by Anita Endrezze Probst 5
Feathers blacken against the sun
rising like the songs of old warriors,
past whitened skies to die.
I tried too hard to stop the cold wind
from blowing across the miles of my cheeks
so death brought summer, fever bright.
Oh, Indian woman, you carried your corn
in small red pots with painted turquoise
rivers, and now the pots are broken
like your ancient bones. With no wings
to flee from me, my memory dreams your spirit face
and I see you sleeping in shallow blue shade.
My mother used to say, Brown Child
of the red sand, wash your feet
with river flowers, climb high
upon the rocks and smile out
the stars. Now as a woman,
I remember a man who said
all Indians are rich
they just don’t know how to save,
except by cans of beer.
And like the buffalo, you took my brown
skin and hung it on the wall.
I am gentle, but angry:
Is this how you white men
mount your trophies. Tomorrow, I see
my son; in his eyes there is more than quiet pain —
now blood-red flames bloom anger
and he has yet to live.
[Anita Endrezze Probst was born in 1952 in Long Beach, Calif. Ms. Probst, an honors graduate of Eastern Washington State College, is half Yaqui Indian and a mix of Austrian, Italian, Swiss, Hungarian, Spanish, and German. Her poems have been published in numerous magazines.]

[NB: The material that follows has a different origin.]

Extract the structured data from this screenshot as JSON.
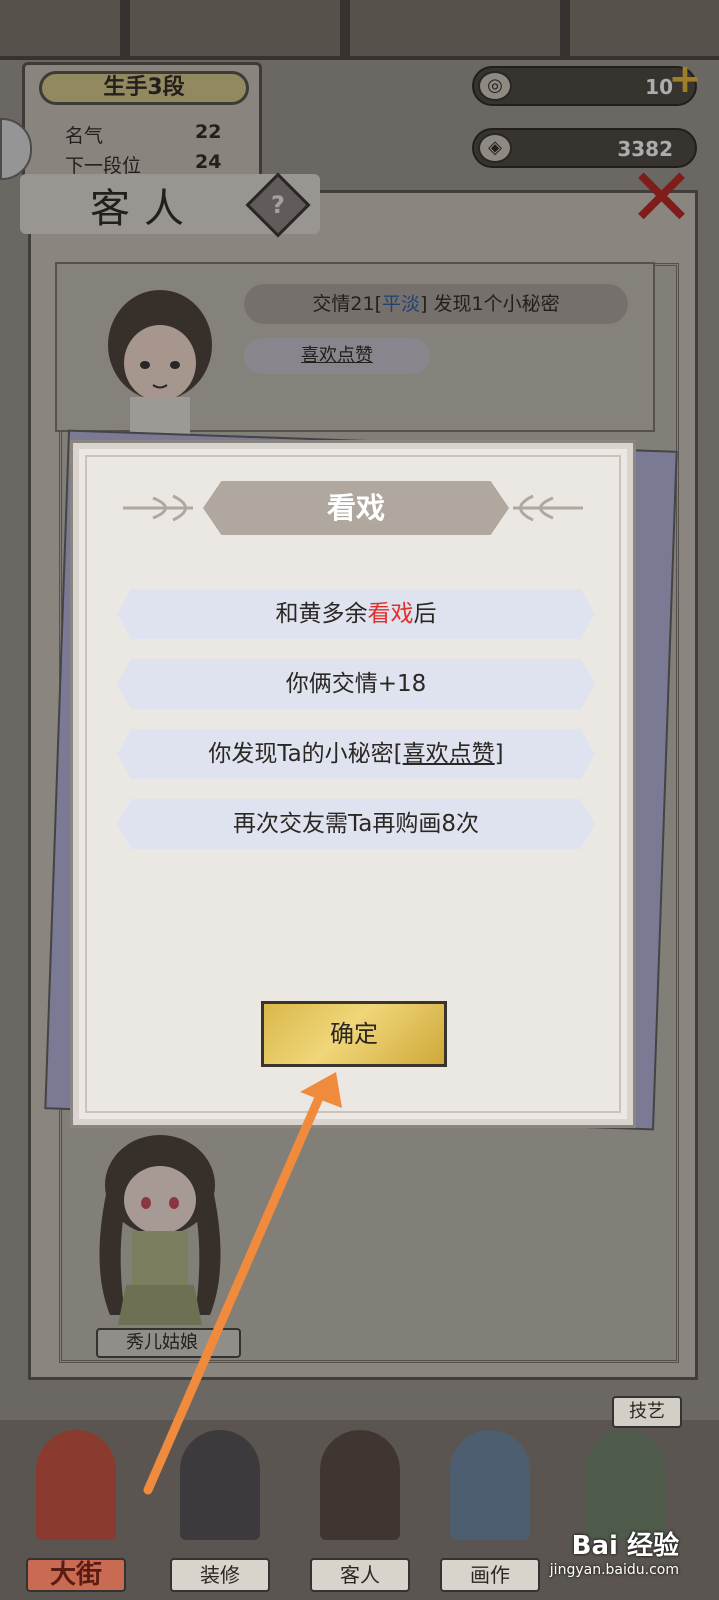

5 Anita Endrezze Probst, “Manifest Destiny,” Carriers of the Dream Wheel, Ed. Duane Niatum, (New York: Harper and Row, 1975), 163.
Filed under: C - Plunder (Part One) |